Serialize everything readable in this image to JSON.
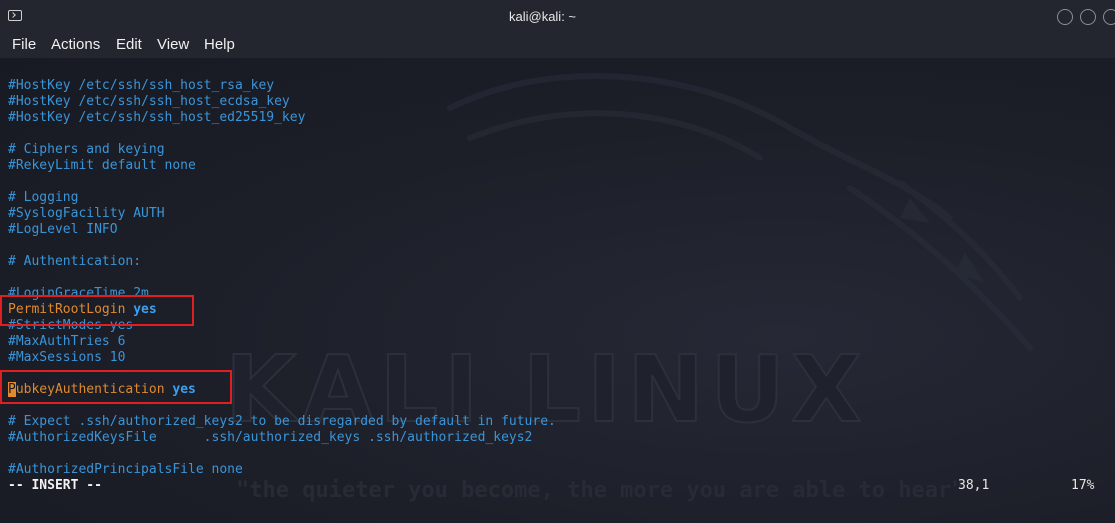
{
  "window": {
    "title": "kali@kali: ~"
  },
  "menu": {
    "file": "File",
    "actions": "Actions",
    "edit": "Edit",
    "view": "View",
    "help": "Help"
  },
  "background": {
    "watermark": "KALI LINUX",
    "tagline": "\"the quieter you become, the more you are able to hear\""
  },
  "editor": {
    "lines": {
      "l1": "#HostKey /etc/ssh/ssh_host_rsa_key",
      "l2": "#HostKey /etc/ssh/ssh_host_ecdsa_key",
      "l3": "#HostKey /etc/ssh/ssh_host_ed25519_key",
      "l5": "# Ciphers and keying",
      "l6": "#RekeyLimit default none",
      "l8": "# Logging",
      "l9": "#SyslogFacility AUTH",
      "l10": "#LogLevel INFO",
      "l12": "# Authentication:",
      "l14": "#LoginGraceTime 2m",
      "l15_key": "PermitRootLogin",
      "l15_val": "yes",
      "l16": "#StrictModes yes",
      "l17": "#MaxAuthTries 6",
      "l18": "#MaxSessions 10",
      "l20_cursor": "P",
      "l20_key": "ubkeyAuthentication",
      "l20_val": "yes",
      "l22": "# Expect .ssh/authorized_keys2 to be disregarded by default in future.",
      "l23": "#AuthorizedKeysFile      .ssh/authorized_keys .ssh/authorized_keys2",
      "l25": "#AuthorizedPrincipalsFile none"
    },
    "status": {
      "mode": "-- INSERT --",
      "position": "38,1",
      "percent": "17%"
    }
  },
  "colors": {
    "comment": "#3a95d8",
    "directive": "#e08a2d",
    "value": "#3aa0f0",
    "highlight_box": "#e02020"
  }
}
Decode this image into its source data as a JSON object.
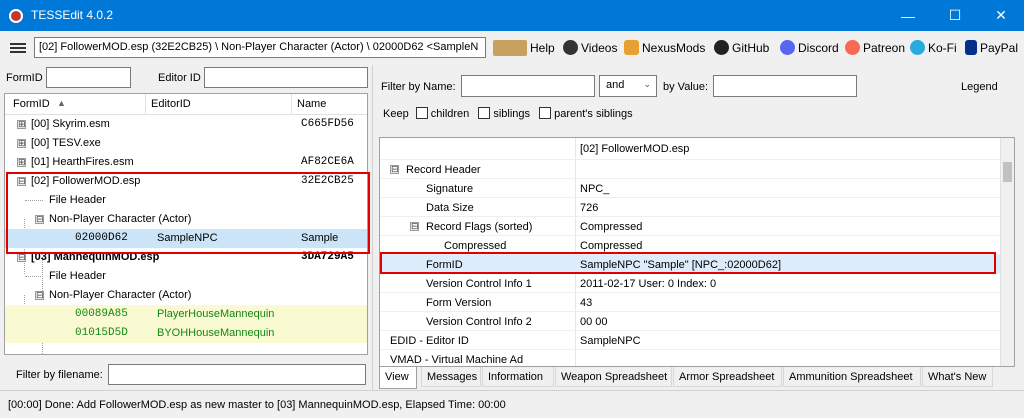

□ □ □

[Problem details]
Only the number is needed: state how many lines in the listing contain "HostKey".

[Answer for this exercise]
3